Ok. Picture this. Someone runs into your office and says, “I need help on ….”
What are you probably thinking while they are talking?
A. What you were doing before the person ran in, even though it means only half-listening to their story?
B. Internal brainstorming on how you would handle X?
C. Preparing to respond with all the things others have done in a similar situation so you can share them as soon as the person is done talking?
D. Carefully listening to the situation to be sure this person gets the help he or she needs on X?
Answers A, B, and C are SELF-focused, and answer D is OTHER-focused.
Now, ask yourself, “Which one do you think will best meet the needs of this person, over time? Which one might make them a ‘customer’ who feels cared for?”
Yes, answer D.
Changing your focus
To improve your ability to focus on the needs of others instead of your own, here are four questions to consider when someone comes to you with an issue or situation.
- What is the issue/focus for this person?
- What is their understanding of the situation? Who, what , when, where, how, etc..
- What does he or she think should be done—or what is the help he or she needs?
- How can you help them follow through with their solution, or deliver what is needed?
Let’s replay the scenario and see how this works in practice. Once again, someone runs into your office (or calls on the phone) and says, “I need help with X.”
Step 1: Understand the Focus—You immediately stop what you are doing, becoming present and focused on that person. Then, as the person is sharing, you are listening carefully to ensure that you understand what the issue is. When he or she is done talking, you say, ”Ok. Your situation/issue is….”
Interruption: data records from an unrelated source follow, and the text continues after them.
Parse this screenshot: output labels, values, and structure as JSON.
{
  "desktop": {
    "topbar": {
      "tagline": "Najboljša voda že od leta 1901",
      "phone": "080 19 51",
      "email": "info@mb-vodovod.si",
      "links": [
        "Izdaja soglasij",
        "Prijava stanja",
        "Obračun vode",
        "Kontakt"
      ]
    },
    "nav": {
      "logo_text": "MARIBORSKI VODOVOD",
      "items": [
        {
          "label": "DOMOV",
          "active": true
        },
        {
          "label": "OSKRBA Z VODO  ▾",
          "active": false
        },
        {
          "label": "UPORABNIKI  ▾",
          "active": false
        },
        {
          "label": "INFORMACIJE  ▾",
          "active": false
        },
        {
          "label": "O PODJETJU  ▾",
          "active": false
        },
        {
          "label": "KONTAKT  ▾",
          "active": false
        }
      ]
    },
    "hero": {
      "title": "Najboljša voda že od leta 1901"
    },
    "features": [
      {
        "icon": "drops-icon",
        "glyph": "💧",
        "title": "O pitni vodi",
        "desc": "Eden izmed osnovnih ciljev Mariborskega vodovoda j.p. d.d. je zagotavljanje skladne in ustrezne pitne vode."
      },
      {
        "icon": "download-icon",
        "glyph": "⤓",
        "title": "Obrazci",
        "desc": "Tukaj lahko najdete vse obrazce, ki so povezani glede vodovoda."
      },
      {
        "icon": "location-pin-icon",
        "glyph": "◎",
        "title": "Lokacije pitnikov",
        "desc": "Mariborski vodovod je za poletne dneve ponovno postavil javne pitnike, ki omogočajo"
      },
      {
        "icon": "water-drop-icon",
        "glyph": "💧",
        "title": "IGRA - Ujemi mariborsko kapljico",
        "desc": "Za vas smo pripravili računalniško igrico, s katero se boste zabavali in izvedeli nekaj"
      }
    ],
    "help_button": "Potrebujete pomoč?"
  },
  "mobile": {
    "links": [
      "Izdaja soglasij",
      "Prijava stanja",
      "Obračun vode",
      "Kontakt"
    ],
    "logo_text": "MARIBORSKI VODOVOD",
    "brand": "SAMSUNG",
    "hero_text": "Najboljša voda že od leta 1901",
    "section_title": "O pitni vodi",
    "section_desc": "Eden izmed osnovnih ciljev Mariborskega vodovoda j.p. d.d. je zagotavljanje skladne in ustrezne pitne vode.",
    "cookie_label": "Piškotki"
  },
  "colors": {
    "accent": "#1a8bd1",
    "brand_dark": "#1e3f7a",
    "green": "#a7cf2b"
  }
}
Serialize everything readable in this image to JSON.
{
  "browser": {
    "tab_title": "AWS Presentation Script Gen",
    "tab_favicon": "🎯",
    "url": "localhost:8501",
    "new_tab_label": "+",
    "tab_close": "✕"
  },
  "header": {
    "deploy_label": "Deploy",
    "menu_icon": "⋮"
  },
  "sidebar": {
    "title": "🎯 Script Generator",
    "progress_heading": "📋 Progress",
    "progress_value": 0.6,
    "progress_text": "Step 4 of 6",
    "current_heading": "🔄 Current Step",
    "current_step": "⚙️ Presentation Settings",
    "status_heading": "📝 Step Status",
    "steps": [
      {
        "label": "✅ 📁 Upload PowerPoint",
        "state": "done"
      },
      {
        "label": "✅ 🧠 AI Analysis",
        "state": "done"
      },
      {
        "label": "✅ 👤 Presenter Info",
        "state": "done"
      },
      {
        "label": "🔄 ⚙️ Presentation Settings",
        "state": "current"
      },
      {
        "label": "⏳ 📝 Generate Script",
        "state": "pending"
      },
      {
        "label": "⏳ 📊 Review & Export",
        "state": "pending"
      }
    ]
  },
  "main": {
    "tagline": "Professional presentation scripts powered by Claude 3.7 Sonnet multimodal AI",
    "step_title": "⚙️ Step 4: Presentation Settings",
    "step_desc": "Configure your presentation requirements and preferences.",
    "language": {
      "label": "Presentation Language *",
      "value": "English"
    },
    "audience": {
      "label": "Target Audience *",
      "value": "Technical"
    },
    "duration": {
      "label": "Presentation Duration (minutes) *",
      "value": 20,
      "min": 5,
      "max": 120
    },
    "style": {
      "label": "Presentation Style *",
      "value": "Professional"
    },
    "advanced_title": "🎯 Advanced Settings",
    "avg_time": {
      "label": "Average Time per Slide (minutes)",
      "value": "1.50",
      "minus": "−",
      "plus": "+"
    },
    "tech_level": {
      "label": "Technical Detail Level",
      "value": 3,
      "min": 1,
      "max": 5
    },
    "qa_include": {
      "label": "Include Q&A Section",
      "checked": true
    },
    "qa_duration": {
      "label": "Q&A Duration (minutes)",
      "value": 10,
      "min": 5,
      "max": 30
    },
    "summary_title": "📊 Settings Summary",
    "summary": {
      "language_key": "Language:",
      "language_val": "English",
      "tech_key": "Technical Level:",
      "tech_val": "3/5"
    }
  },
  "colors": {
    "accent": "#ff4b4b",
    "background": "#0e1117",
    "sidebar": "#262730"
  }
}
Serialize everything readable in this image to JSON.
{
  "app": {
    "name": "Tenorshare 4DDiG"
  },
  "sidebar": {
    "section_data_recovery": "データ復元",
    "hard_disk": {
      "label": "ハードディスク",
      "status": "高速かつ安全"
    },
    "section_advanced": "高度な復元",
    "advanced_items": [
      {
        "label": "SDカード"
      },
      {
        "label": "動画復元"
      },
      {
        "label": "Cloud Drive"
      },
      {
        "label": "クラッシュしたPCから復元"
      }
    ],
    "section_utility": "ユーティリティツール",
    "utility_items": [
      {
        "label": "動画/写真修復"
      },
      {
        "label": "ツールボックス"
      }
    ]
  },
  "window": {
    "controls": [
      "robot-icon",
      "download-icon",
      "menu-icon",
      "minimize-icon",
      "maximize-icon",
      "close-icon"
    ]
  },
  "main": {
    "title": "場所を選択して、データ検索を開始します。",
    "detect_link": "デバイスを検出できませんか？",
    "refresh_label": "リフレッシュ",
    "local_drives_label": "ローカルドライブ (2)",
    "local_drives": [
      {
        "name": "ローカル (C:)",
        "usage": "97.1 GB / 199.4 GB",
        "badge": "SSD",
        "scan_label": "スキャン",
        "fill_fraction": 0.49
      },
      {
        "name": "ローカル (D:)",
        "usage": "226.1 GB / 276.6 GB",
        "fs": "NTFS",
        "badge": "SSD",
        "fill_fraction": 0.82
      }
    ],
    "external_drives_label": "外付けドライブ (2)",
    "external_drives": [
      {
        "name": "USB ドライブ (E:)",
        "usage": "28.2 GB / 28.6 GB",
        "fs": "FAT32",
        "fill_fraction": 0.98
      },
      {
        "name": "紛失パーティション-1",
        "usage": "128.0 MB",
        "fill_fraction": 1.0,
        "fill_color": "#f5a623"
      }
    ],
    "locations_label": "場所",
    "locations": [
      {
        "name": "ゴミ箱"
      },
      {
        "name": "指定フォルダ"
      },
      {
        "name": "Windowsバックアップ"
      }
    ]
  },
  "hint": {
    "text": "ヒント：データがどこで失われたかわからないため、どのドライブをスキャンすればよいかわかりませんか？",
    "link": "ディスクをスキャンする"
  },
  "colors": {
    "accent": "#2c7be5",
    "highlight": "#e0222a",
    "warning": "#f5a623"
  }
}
Step 2: Get Information—Before generating a list of what to do, the next step to empowering this person over time is to get him or her to share the background or other pertinent information about the situation so all are clear. Before jumping in with your solutions ask what he or she thinks is the best possible outcome for the situation. (This is not as easy as it seems!) Reflect back what you hear.
Step 3: Identify Options—To get the best possible outcome, now you ask what options can be considered. What does the person think or feel should be done? What does he or she need to do that? What learning is necessary? Who could help? By when could it be done? What else?
Step 4: Follow up—Your final job is to follow-up to help the person deliver the solution that’s been generated. Your follow-up is to ensure that he or she acts on his or her best intentions. Checking in within 24 hours to see how it is going is an uncommon practice that will generate a lifetime of gratitude.
First, you engender collegiality. Second, you act as a catalyst to help the person move on his or her idea—or revisit the situation, in case the person needs additional help to move forward. The important thing to remember is, it’s all about them.
In these days of rapid communication and overload of tasks, it is easy to forget that people like to be smart, and they like to know that others trust them to do their best work. By being a sounding board, instead of a solution board, you inspire others to feel powerful and claim their greatness.
About the author:
Vicki Halsey is one of the principal authors—together with Kathy Cuff—of The Ken Blanchard Companies’ Legendary Service training program. Their other-focused posts appear on the first and third Thursday of each month.
One thought on “Who is this conversation about—me or you? Four ways to tell”
Great post – succinct with very practical tips for anyone to use, whether in business or personal interactions. aka ‘active listening’